  • You should take your time, do your homework, and be prepared before contacting a salesperson.

    Point #4: Try Out and Experience the Hosts

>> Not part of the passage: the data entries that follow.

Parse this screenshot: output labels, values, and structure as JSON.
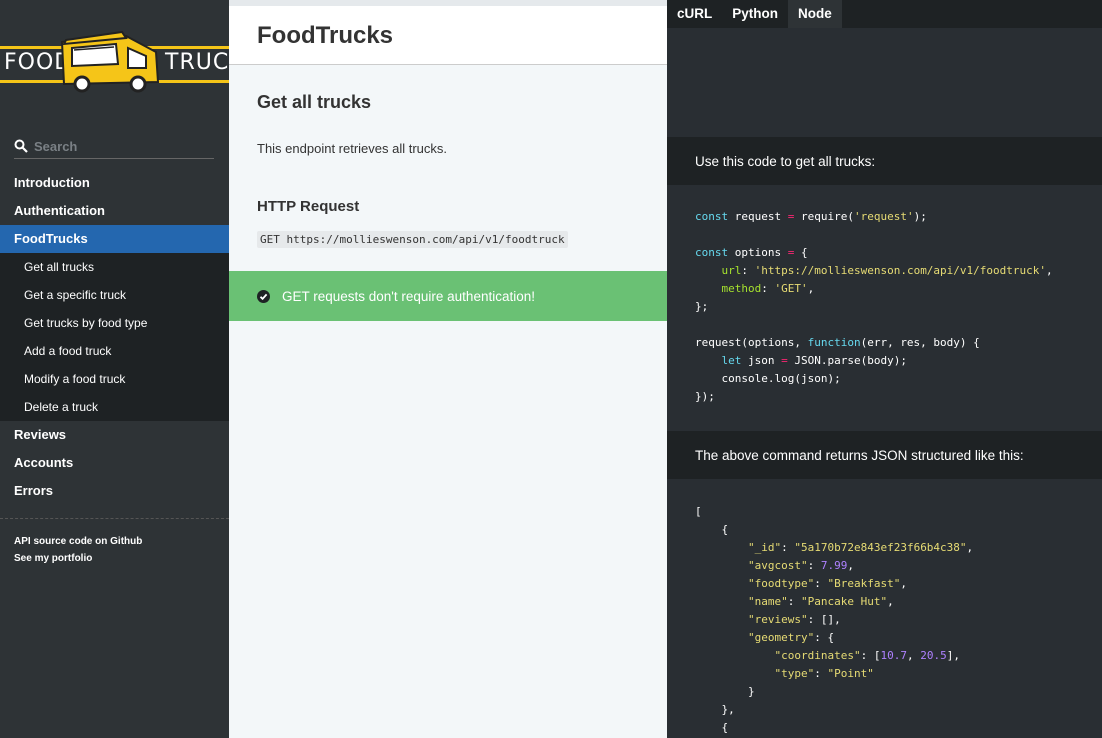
{
  "logo": {
    "left_word": "FOOD",
    "right_word": "TRUCK"
  },
  "search": {
    "placeholder": "Search"
  },
  "sidebar": {
    "items": [
      {
        "label": "Introduction"
      },
      {
        "label": "Authentication"
      },
      {
        "label": "FoodTrucks",
        "active": true,
        "children": [
          {
            "label": "Get all trucks"
          },
          {
            "label": "Get a specific truck"
          },
          {
            "label": "Get trucks by food type"
          },
          {
            "label": "Add a food truck"
          },
          {
            "label": "Modify a food truck"
          },
          {
            "label": "Delete a truck"
          }
        ]
      },
      {
        "label": "Reviews"
      },
      {
        "label": "Accounts"
      },
      {
        "label": "Errors"
      }
    ],
    "footer_links": [
      {
        "label": "API source code on Github"
      },
      {
        "label": "See my portfolio"
      }
    ]
  },
  "content": {
    "page_title": "FoodTrucks",
    "section_title": "Get all trucks",
    "description": "This endpoint retrieves all trucks.",
    "http_title": "HTTP Request",
    "http_request": "GET https://mollieswenson.com/api/v1/foodtruck",
    "notice": "GET requests don't require authentication!"
  },
  "code_panel": {
    "tabs": [
      {
        "label": "cURL"
      },
      {
        "label": "Python"
      },
      {
        "label": "Node",
        "active": true
      }
    ],
    "request_heading": "Use this code to get all trucks:",
    "response_heading": "The above command returns JSON structured like this:",
    "request_code": {
      "kw_const": "const",
      "kw_function": "function",
      "kw_let": "let",
      "var_request": "request",
      "var_options": "options",
      "fn_require": "require",
      "module": "'request'",
      "url_key": "url",
      "url_value": "'https://mollieswenson.com/api/v1/foodtruck'",
      "method_key": "method",
      "method_value": "'GET'",
      "call_args": "(err, res, body) {",
      "json_parse": "json",
      "json_parse_call": "JSON.parse(body);",
      "console_log": "console.log(json);"
    },
    "response": {
      "_id": "\"5a170b72e843ef23f66b4c38\"",
      "avgcost": "7.99",
      "foodtype": "\"Breakfast\"",
      "name": "\"Pancake Hut\"",
      "reviews": "[]",
      "coord_x": "10.7",
      "coord_y": "20.5",
      "type": "\"Point\""
    }
  },
  "colors": {
    "sidebar_bg": "#2e3336",
    "active_item": "#2467af",
    "notice_bg": "#6ac174",
    "code_bg": "#292e33",
    "logo_yellow": "#f5c518"
  }
}
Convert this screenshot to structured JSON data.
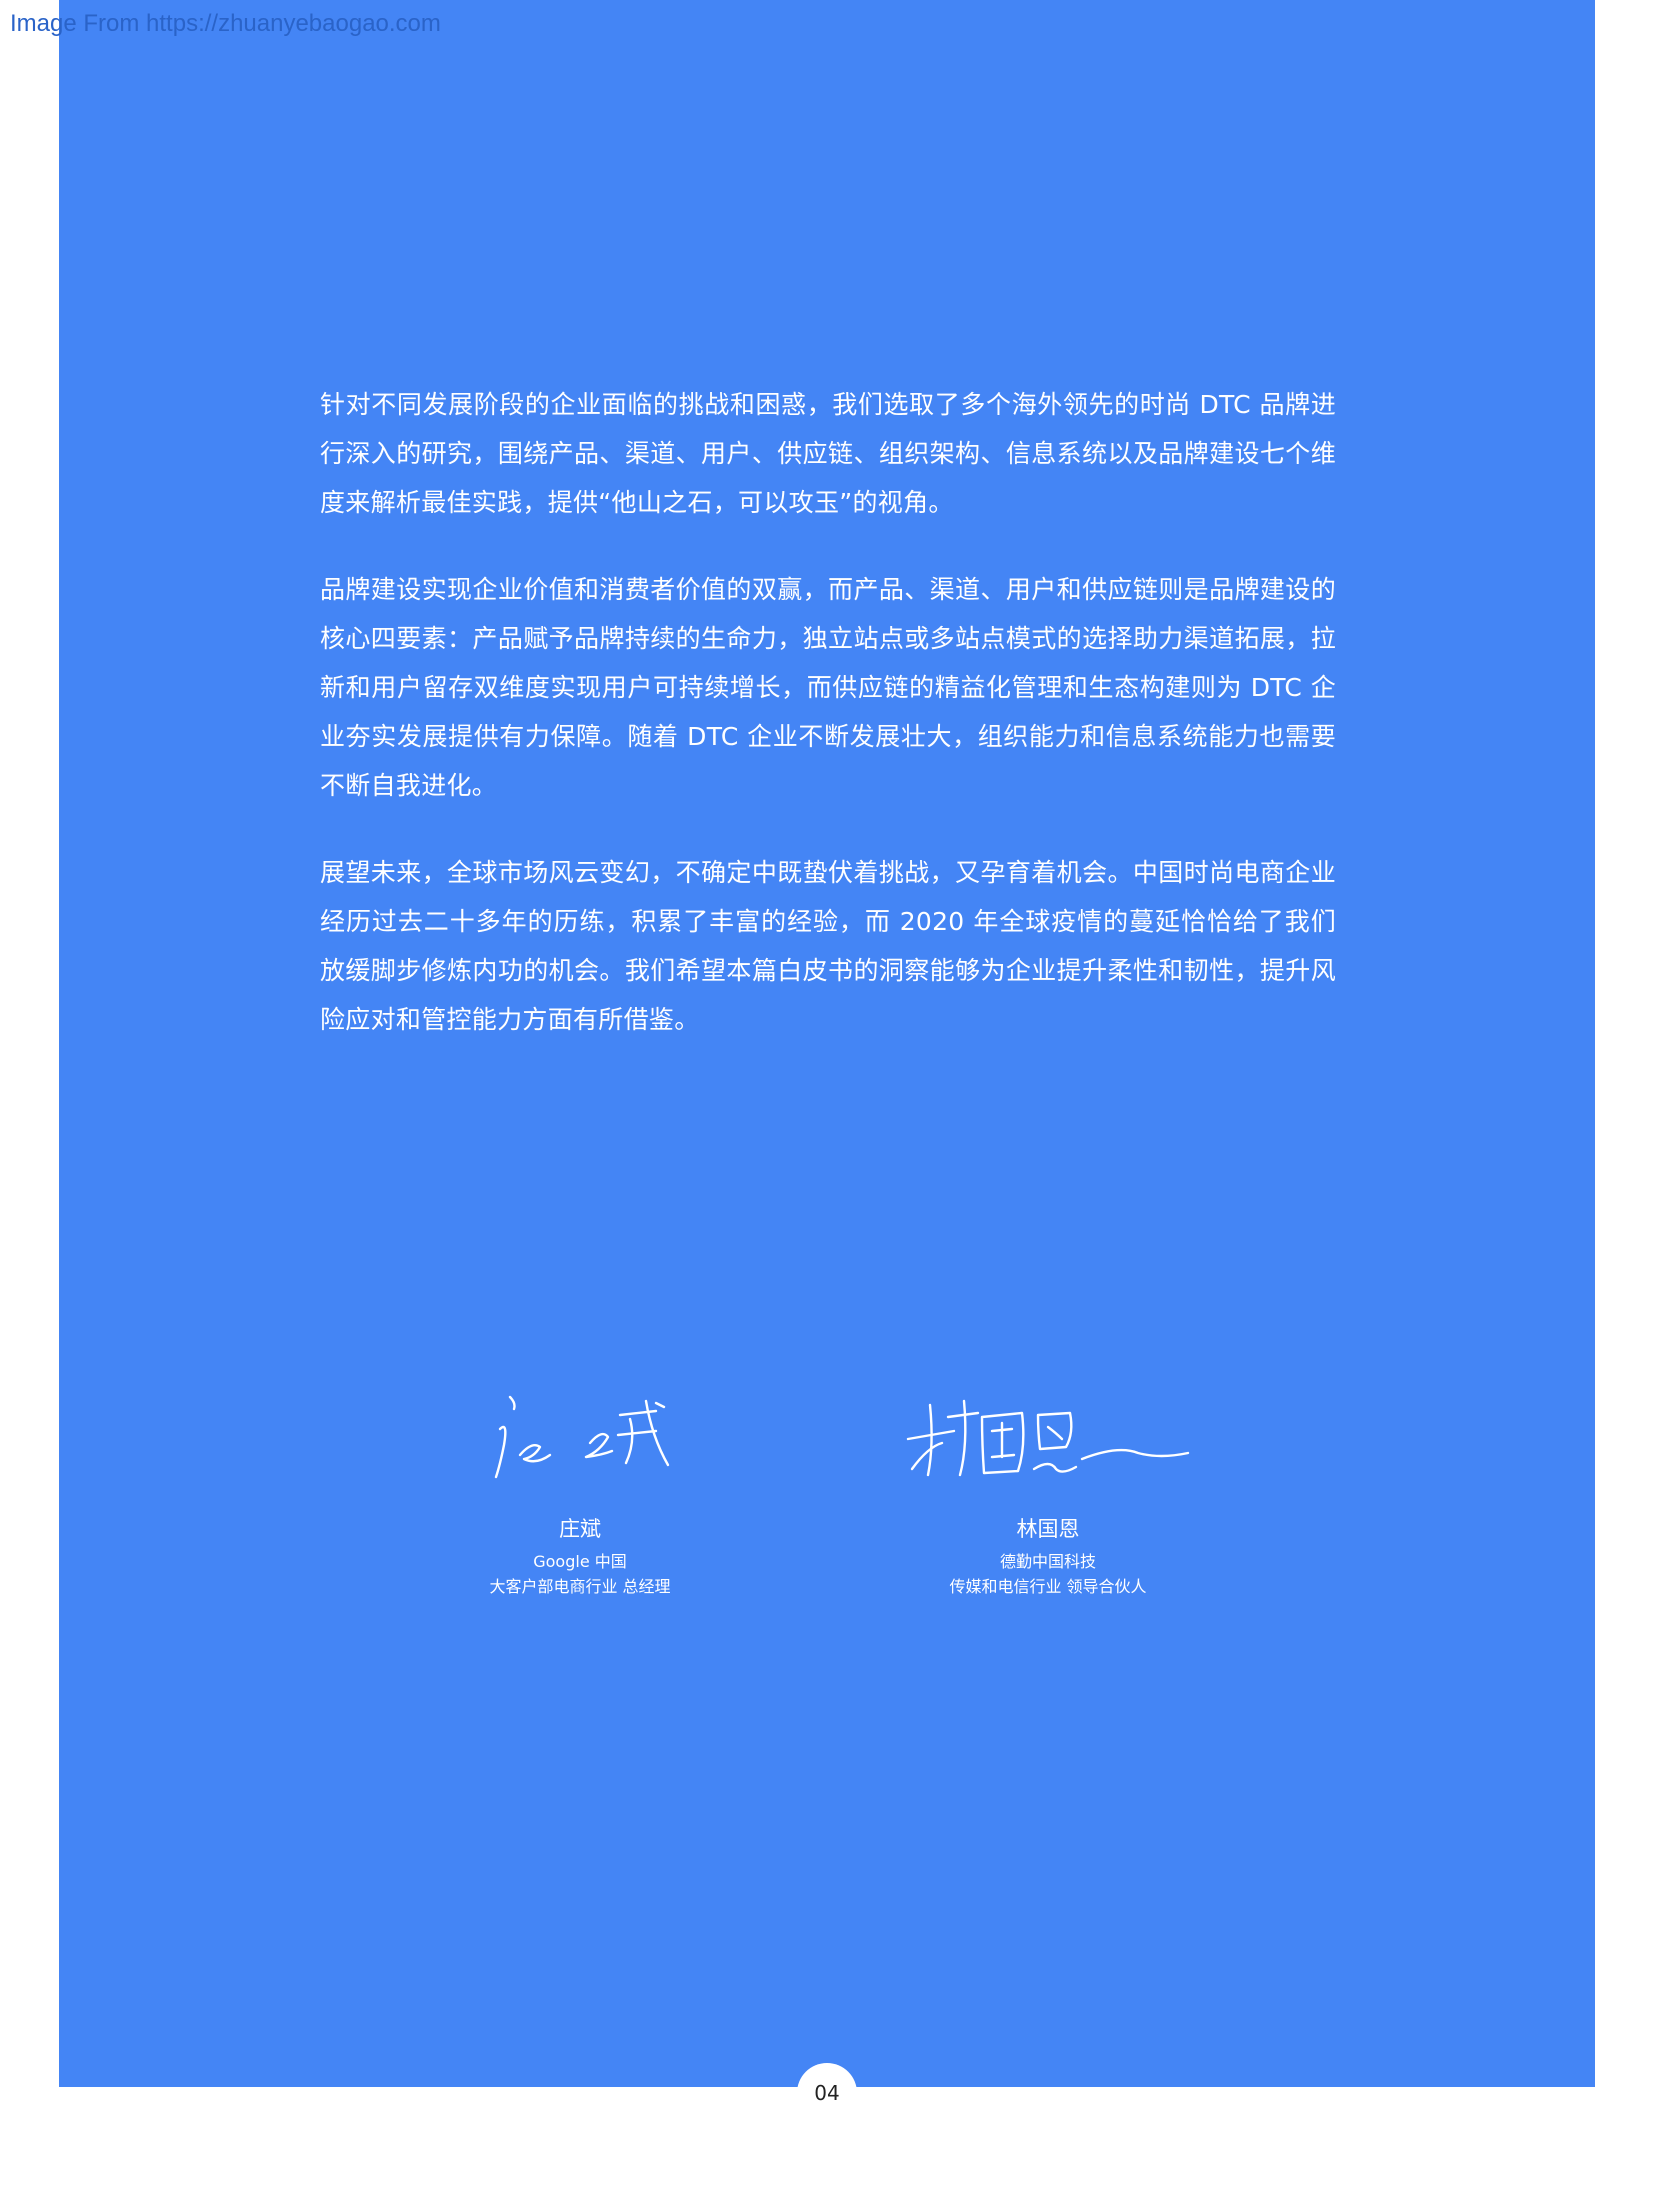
{
  "watermark": "Image From https://zhuanyebaogao.com",
  "paragraphs": [
    "针对不同发展阶段的企业面临的挑战和困惑，我们选取了多个海外领先的时尚 DTC 品牌进行深入的研究，围绕产品、渠道、用户、供应链、组织架构、信息系统以及品牌建设七个维度来解析最佳实践，提供“他山之石，可以攻玉”的视角。",
    "品牌建设实现企业价值和消费者价值的双赢，而产品、渠道、用户和供应链则是品牌建设的核心四要素：产品赋予品牌持续的生命力，独立站点或多站点模式的选择助力渠道拓展，拉新和用户留存双维度实现用户可持续增长，而供应链的精益化管理和生态构建则为 DTC 企业夯实发展提供有力保障。随着 DTC 企业不断发展壮大，组织能力和信息系统能力也需要不断自我进化。",
    "展望未来，全球市场风云变幻，不确定中既蛰伏着挑战，又孕育着机会。中国时尚电商企业经历过去二十多年的历练，积累了丰富的经验，而  2020  年全球疫情的蔓延恰恰给了我们放缓脚步修炼内功的机会。我们希望本篇白皮书的洞察能够为企业提升柔性和韧性，提升风险应对和管控能力方面有所借鉴。"
  ],
  "signatories": [
    {
      "signature_text": "庄斌",
      "name": "庄斌",
      "organization": "Google 中国",
      "role": "大客户部电商行业  总经理"
    },
    {
      "signature_text": "林国恩",
      "name": "林国恩",
      "organization": "德勤中国科技",
      "role": "传媒和电信行业  领导合伙人"
    }
  ],
  "page_number": "04"
}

  • Now that you have a working short list of web hosts, go to their sites and, again, look around—more closely this time.
  • Get a feel for their professionalism, look at their client lists, check out their different packages and test their customer service.
  • See how you feel with the interface that is presented.
  • Are you comfortable there?
  • Is it easy to find your way around and access the information you are looking for or is the interface clumsy, poorly designed, and too difficult to figure out what to do or where to go?
  • While you are visiting these sites, read their fine print.
  • Use a magnifying glass if necessary so you can see what they have to say about the all-important issues of reliability and refunds.
  • A web host is worth nothing if it is not up virtually all the time serving your pages to prospective visitors to your site.
  • “Virtually” means 99% - 99.5% uptime, the actual time the host is functional and receptive to users.
  • The web host should provide some sort of refund—either a pro-rated refund or a discount—if it falls below its stated claim.
  • Find out what you must do to get that refund; specifically, what sort of documentation or proof must you provide, or will the ISP host freely admit to the downtimes and give you the appropriate credit?
  • Some hosts are actually very good with this; others are not.
  • Find out what kinds of trial periods, if any, are offered, and exactly which refunds will be given to you in the event you are not satisfied.
  • That is, does the ISP host refund all payments you have paid to it, or only monthly fees, but not setup fees, etc.
  • Take some time to read these details—you may be glad you did when things do not work out as promised.

    Point #5: Evaluate the Available Packages

  • Now, your short list should be getting even shorter.
  • It’s time to check out which packages are available and what it costs for the specifications you are looking for.
  • Examine and evaluate their different packages, and you will soon see that many are grouped according to similar criteria.
  • Ask yourself not only what you really need right now, but what you might need later if your business and website expands.
  • For example, you may not need e-commerce today, but what about in the future?
  • How “scalable” are the various services; that is, how easy will it be for you to upgrade your package as your needs and requirements change?
  • How much disk space do you need?
  • Most average websites actually use less than 5MB of web space, so there is no point in choosing a package that offers 200MB or 500MB, or especially “unlimited disk space;” particularly, if you have a small web site.
  • In fact, when you see the phrase “unlimited disk space”, cross that host off your short list because it is insulting your intelligence and preying on those who are impressed by what they perceive to be unlimited usage.
  • They would go out of business “tomorrow” if this offer were actually put into practice by website customers. In fact, some hosting services have gone out of business for this very reason!
  • Other specs and options you need to look at and compare are the number of POP3 mail accounts and aliases the ISP offers and what kind of access it will allow you, and how.
  • Most servers have some form of domain or “Admin Control Panel” for you to use to administer your account.
  • Try it out and see if you understand it and feel comfortable with it.
  • If you do have a problem understanding where to go and how to do it, check to see if the customer service will be patient and give you the guidance you need to successfully use the services.
  • Other more technical features you need to be aware of include FTP, CGI-Bin access, SSI, .htaccess, telnet, crontabs, PHP, and others.

Pointing to the third page of ISP, three parts Go on to Part 3 of the ISP Hosting Points, numbers 6 to 10.